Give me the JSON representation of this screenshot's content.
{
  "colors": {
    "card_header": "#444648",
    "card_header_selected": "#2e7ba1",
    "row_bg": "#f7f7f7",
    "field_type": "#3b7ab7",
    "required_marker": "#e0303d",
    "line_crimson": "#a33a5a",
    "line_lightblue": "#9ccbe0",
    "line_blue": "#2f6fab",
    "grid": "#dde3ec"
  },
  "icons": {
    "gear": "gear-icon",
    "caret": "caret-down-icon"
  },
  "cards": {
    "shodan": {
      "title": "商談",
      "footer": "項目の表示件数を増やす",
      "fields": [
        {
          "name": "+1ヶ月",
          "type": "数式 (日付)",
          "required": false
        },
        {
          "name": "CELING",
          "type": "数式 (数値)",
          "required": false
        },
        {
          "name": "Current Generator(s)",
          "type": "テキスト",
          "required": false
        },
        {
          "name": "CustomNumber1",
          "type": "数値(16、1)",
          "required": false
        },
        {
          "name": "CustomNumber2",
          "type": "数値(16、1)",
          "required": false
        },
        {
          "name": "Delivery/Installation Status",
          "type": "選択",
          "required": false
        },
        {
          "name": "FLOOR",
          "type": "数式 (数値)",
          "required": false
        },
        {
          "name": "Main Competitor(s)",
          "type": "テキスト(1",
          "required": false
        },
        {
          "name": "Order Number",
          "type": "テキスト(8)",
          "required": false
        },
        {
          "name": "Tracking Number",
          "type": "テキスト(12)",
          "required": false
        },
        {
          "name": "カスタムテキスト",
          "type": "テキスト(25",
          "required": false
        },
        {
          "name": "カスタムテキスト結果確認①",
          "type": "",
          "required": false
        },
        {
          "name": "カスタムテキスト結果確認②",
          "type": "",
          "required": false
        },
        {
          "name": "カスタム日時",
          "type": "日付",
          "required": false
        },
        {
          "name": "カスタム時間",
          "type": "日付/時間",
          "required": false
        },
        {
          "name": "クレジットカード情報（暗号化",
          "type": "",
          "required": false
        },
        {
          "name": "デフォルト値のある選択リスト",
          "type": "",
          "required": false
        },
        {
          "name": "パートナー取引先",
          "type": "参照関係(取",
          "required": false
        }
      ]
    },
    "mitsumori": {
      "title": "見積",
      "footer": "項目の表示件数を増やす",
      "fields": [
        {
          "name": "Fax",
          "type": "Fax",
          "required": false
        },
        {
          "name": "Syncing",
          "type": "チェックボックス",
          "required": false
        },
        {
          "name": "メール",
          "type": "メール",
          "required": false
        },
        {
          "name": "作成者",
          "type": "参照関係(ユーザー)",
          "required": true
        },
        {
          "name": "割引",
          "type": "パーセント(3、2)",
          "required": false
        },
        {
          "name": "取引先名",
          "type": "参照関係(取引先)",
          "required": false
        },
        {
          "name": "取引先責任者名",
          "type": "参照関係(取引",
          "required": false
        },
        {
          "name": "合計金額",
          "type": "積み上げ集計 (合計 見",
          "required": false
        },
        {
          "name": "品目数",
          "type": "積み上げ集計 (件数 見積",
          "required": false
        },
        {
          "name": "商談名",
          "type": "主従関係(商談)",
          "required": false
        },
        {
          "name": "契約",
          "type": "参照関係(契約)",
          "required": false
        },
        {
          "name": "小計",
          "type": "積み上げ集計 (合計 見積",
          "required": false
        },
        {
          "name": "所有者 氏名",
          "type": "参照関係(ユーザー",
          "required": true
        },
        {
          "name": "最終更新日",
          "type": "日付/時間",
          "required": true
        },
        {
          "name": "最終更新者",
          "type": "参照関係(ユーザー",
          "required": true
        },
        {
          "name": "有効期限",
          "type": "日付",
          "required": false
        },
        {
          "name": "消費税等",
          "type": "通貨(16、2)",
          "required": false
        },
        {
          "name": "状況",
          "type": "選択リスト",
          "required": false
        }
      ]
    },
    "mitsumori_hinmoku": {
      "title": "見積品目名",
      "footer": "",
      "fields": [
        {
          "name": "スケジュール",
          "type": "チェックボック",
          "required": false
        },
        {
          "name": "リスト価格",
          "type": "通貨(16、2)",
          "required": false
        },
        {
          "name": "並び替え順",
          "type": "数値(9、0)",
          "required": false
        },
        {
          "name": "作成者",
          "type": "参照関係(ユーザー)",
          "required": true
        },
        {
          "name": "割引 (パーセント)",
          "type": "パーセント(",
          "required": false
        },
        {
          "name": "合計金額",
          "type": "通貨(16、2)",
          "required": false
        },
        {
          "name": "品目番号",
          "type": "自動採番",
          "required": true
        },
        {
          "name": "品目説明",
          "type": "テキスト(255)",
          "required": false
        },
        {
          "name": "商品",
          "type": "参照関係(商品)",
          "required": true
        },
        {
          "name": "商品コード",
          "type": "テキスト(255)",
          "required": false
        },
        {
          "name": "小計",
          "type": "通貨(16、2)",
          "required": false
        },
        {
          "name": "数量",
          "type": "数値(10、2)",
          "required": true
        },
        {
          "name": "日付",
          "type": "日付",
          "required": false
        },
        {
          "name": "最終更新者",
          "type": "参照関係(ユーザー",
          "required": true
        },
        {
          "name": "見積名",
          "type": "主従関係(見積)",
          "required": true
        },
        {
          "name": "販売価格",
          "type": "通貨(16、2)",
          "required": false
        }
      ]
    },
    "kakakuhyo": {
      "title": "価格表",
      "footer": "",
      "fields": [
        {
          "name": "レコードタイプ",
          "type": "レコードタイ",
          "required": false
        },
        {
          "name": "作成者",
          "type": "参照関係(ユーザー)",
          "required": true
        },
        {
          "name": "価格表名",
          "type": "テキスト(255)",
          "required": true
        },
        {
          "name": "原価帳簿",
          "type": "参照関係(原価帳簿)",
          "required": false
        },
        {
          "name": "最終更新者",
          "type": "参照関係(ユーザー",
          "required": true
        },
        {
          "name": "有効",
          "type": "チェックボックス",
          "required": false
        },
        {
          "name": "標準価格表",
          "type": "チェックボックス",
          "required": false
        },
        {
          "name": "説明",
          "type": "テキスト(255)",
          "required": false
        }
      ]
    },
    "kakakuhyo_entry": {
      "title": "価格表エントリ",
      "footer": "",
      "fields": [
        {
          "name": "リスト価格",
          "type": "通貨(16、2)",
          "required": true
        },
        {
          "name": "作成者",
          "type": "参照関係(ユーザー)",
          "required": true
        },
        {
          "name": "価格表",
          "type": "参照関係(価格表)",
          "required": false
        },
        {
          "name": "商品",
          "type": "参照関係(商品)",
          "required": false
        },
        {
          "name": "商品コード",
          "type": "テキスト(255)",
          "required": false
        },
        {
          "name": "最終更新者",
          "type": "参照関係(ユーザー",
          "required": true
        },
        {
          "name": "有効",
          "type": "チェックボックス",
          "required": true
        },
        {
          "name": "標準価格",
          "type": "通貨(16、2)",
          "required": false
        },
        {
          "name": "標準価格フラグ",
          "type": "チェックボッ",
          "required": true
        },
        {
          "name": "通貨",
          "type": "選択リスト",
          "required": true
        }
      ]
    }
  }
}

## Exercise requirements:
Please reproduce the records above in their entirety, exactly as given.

## Task output:
Give me the JSON representation of this screenshot's content.
{
  "colors": {
    "card_header": "#444648",
    "card_header_selected": "#2e7ba1",
    "row_bg": "#f7f7f7",
    "field_type": "#3b7ab7",
    "required_marker": "#e0303d",
    "line_crimson": "#a33a5a",
    "line_lightblue": "#9ccbe0",
    "line_blue": "#2f6fab",
    "grid": "#dde3ec"
  },
  "icons": {
    "gear": "gear-icon",
    "caret": "caret-down-icon"
  },
  "cards": {
    "shodan": {
      "title": "商談",
      "footer": "項目の表示件数を増やす",
      "fields": [
        {
          "name": "+1ヶ月",
          "type": "数式 (日付)",
          "required": false
        },
        {
          "name": "CELING",
          "type": "数式 (数値)",
          "required": false
        },
        {
          "name": "Current Generator(s)",
          "type": "テキスト",
          "required": false
        },
        {
          "name": "CustomNumber1",
          "type": "数値(16、1)",
          "required": false
        },
        {
          "name": "CustomNumber2",
          "type": "数値(16、1)",
          "required": false
        },
        {
          "name": "Delivery/Installation Status",
          "type": "選択",
          "required": false
        },
        {
          "name": "FLOOR",
          "type": "数式 (数値)",
          "required": false
        },
        {
          "name": "Main Competitor(s)",
          "type": "テキスト(1",
          "required": false
        },
        {
          "name": "Order Number",
          "type": "テキスト(8)",
          "required": false
        },
        {
          "name": "Tracking Number",
          "type": "テキスト(12)",
          "required": false
        },
        {
          "name": "カスタムテキスト",
          "type": "テキスト(25",
          "required": false
        },
        {
          "name": "カスタムテキスト結果確認①",
          "type": "",
          "required": false
        },
        {
          "name": "カスタムテキスト結果確認②",
          "type": "",
          "required": false
        },
        {
          "name": "カスタム日時",
          "type": "日付",
          "required": false
        },
        {
          "name": "カスタム時間",
          "type": "日付/時間",
          "required": false
        },
        {
          "name": "クレジットカード情報（暗号化",
          "type": "",
          "required": false
        },
        {
          "name": "デフォルト値のある選択リスト",
          "type": "",
          "required": false
        },
        {
          "name": "パートナー取引先",
          "type": "参照関係(取",
          "required": false
        }
      ]
    },
    "mitsumori": {
      "title": "見積",
      "footer": "項目の表示件数を増やす",
      "fields": [
        {
          "name": "Fax",
          "type": "Fax",
          "required": false
        },
        {
          "name": "Syncing",
          "type": "チェックボックス",
          "required": false
        },
        {
          "name": "メール",
          "type": "メール",
          "required": false
        },
        {
          "name": "作成者",
          "type": "参照関係(ユーザー)",
          "required": true
        },
        {
          "name": "割引",
          "type": "パーセント(3、2)",
          "required": false
        },
        {
          "name": "取引先名",
          "type": "参照関係(取引先)",
          "required": false
        },
        {
          "name": "取引先責任者名",
          "type": "参照関係(取引",
          "required": false
        },
        {
          "name": "合計金額",
          "type": "積み上げ集計 (合計 見",
          "required": false
        },
        {
          "name": "品目数",
          "type": "積み上げ集計 (件数 見積",
          "required": false
        },
        {
          "name": "商談名",
          "type": "主従関係(商談)",
          "required": false
        },
        {
          "name": "契約",
          "type": "参照関係(契約)",
          "required": false
        },
        {
          "name": "小計",
          "type": "積み上げ集計 (合計 見積",
          "required": false
        },
        {
          "name": "所有者 氏名",
          "type": "参照関係(ユーザー",
          "required": true
        },
        {
          "name": "最終更新日",
          "type": "日付/時間",
          "required": true
        },
        {
          "name": "最終更新者",
          "type": "参照関係(ユーザー",
          "required": true
        },
        {
          "name": "有効期限",
          "type": "日付",
          "required": false
        },
        {
          "name": "消費税等",
          "type": "通貨(16、2)",
          "required": false
        },
        {
          "name": "状況",
          "type": "選択リスト",
          "required": false
        }
      ]
    },
    "mitsumori_hinmoku": {
      "title": "見積品目名",
      "footer": "",
      "fields": [
        {
          "name": "スケジュール",
          "type": "チェックボック",
          "required": false
        },
        {
          "name": "リスト価格",
          "type": "通貨(16、2)",
          "required": false
        },
        {
          "name": "並び替え順",
          "type": "数値(9、0)",
          "required": false
        },
        {
          "name": "作成者",
          "type": "参照関係(ユーザー)",
          "required": true
        },
        {
          "name": "割引 (パーセント)",
          "type": "パーセント(",
          "required": false
        },
        {
          "name": "合計金額",
          "type": "通貨(16、2)",
          "required": false
        },
        {
          "name": "品目番号",
          "type": "自動採番",
          "required": true
        },
        {
          "name": "品目説明",
          "type": "テキスト(255)",
          "required": false
        },
        {
          "name": "商品",
          "type": "参照関係(商品)",
          "required": true
        },
        {
          "name": "商品コード",
          "type": "テキスト(255)",
          "required": false
        },
        {
          "name": "小計",
          "type": "通貨(16、2)",
          "required": false
        },
        {
          "name": "数量",
          "type": "数値(10、2)",
          "required": true
        },
        {
          "name": "日付",
          "type": "日付",
          "required": false
        },
        {
          "name": "最終更新者",
          "type": "参照関係(ユーザー",
          "required": true
        },
        {
          "name": "見積名",
          "type": "主従関係(見積)",
          "required": true
        },
        {
          "name": "販売価格",
          "type": "通貨(16、2)",
          "required": false
        }
      ]
    },
    "kakakuhyo": {
      "title": "価格表",
      "footer": "",
      "fields": [
        {
          "name": "レコードタイプ",
          "type": "レコードタイ",
          "required": false
        },
        {
          "name": "作成者",
          "type": "参照関係(ユーザー)",
          "required": true
        },
        {
          "name": "価格表名",
          "type": "テキスト(255)",
          "required": true
        },
        {
          "name": "原価帳簿",
          "type": "参照関係(原価帳簿)",
          "required": false
        },
        {
          "name": "最終更新者",
          "type": "参照関係(ユーザー",
          "required": true
        },
        {
          "name": "有効",
          "type": "チェックボックス",
          "required": false
        },
        {
          "name": "標準価格表",
          "type": "チェックボックス",
          "required": false
        },
        {
          "name": "説明",
          "type": "テキスト(255)",
          "required": false
        }
      ]
    },
    "kakakuhyo_entry": {
      "title": "価格表エントリ",
      "footer": "",
      "fields": [
        {
          "name": "リスト価格",
          "type": "通貨(16、2)",
          "required": true
        },
        {
          "name": "作成者",
          "type": "参照関係(ユーザー)",
          "required": true
        },
        {
          "name": "価格表",
          "type": "参照関係(価格表)",
          "required": false
        },
        {
          "name": "商品",
          "type": "参照関係(商品)",
          "required": false
        },
        {
          "name": "商品コード",
          "type": "テキスト(255)",
          "required": false
        },
        {
          "name": "最終更新者",
          "type": "参照関係(ユーザー",
          "required": true
        },
        {
          "name": "有効",
          "type": "チェックボックス",
          "required": true
        },
        {
          "name": "標準価格",
          "type": "通貨(16、2)",
          "required": false
        },
        {
          "name": "標準価格フラグ",
          "type": "チェックボッ",
          "required": true
        },
        {
          "name": "通貨",
          "type": "選択リスト",
          "required": true
        }
      ]
    }
  }
}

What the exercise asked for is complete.